-- What is being asked --
Copy out every line of the data that follows, exactly.

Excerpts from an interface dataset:
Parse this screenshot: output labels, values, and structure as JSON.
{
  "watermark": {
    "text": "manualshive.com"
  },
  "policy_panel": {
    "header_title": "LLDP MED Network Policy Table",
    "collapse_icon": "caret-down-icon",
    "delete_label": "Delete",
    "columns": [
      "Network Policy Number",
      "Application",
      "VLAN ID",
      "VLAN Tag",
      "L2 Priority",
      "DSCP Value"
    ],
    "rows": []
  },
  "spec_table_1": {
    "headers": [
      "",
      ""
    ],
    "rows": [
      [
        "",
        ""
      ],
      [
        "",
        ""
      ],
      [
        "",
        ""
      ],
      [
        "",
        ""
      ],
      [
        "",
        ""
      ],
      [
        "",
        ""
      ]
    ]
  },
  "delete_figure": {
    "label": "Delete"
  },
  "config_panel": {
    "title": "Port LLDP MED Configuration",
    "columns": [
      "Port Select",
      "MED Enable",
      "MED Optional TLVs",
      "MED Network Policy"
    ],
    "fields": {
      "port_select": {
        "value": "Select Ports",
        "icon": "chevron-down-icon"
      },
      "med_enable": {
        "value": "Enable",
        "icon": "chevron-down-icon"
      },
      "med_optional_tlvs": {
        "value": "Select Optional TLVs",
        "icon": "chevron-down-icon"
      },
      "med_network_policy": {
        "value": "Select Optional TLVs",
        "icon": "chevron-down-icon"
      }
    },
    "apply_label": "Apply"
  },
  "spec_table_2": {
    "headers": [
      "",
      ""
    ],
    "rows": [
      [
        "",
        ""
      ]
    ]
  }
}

-- Result of this exercise --
Parse this screenshot: output labels, values, and structure as JSON.
{
  "watermark": {
    "text": "manualshive.com"
  },
  "policy_panel": {
    "header_title": "LLDP MED Network Policy Table",
    "collapse_icon": "caret-down-icon",
    "delete_label": "Delete",
    "columns": [
      "Network Policy Number",
      "Application",
      "VLAN ID",
      "VLAN Tag",
      "L2 Priority",
      "DSCP Value"
    ],
    "rows": []
  },
  "spec_table_1": {
    "headers": [
      "",
      ""
    ],
    "rows": [
      [
        "",
        ""
      ],
      [
        "",
        ""
      ],
      [
        "",
        ""
      ],
      [
        "",
        ""
      ],
      [
        "",
        ""
      ],
      [
        "",
        ""
      ]
    ]
  },
  "delete_figure": {
    "label": "Delete"
  },
  "config_panel": {
    "title": "Port LLDP MED Configuration",
    "columns": [
      "Port Select",
      "MED Enable",
      "MED Optional TLVs",
      "MED Network Policy"
    ],
    "fields": {
      "port_select": {
        "value": "Select Ports",
        "icon": "chevron-down-icon"
      },
      "med_enable": {
        "value": "Enable",
        "icon": "chevron-down-icon"
      },
      "med_optional_tlvs": {
        "value": "Select Optional TLVs",
        "icon": "chevron-down-icon"
      },
      "med_network_policy": {
        "value": "Select Optional TLVs",
        "icon": "chevron-down-icon"
      }
    },
    "apply_label": "Apply"
  },
  "spec_table_2": {
    "headers": [
      "",
      ""
    ],
    "rows": [
      [
        "",
        ""
      ]
    ]
  }
}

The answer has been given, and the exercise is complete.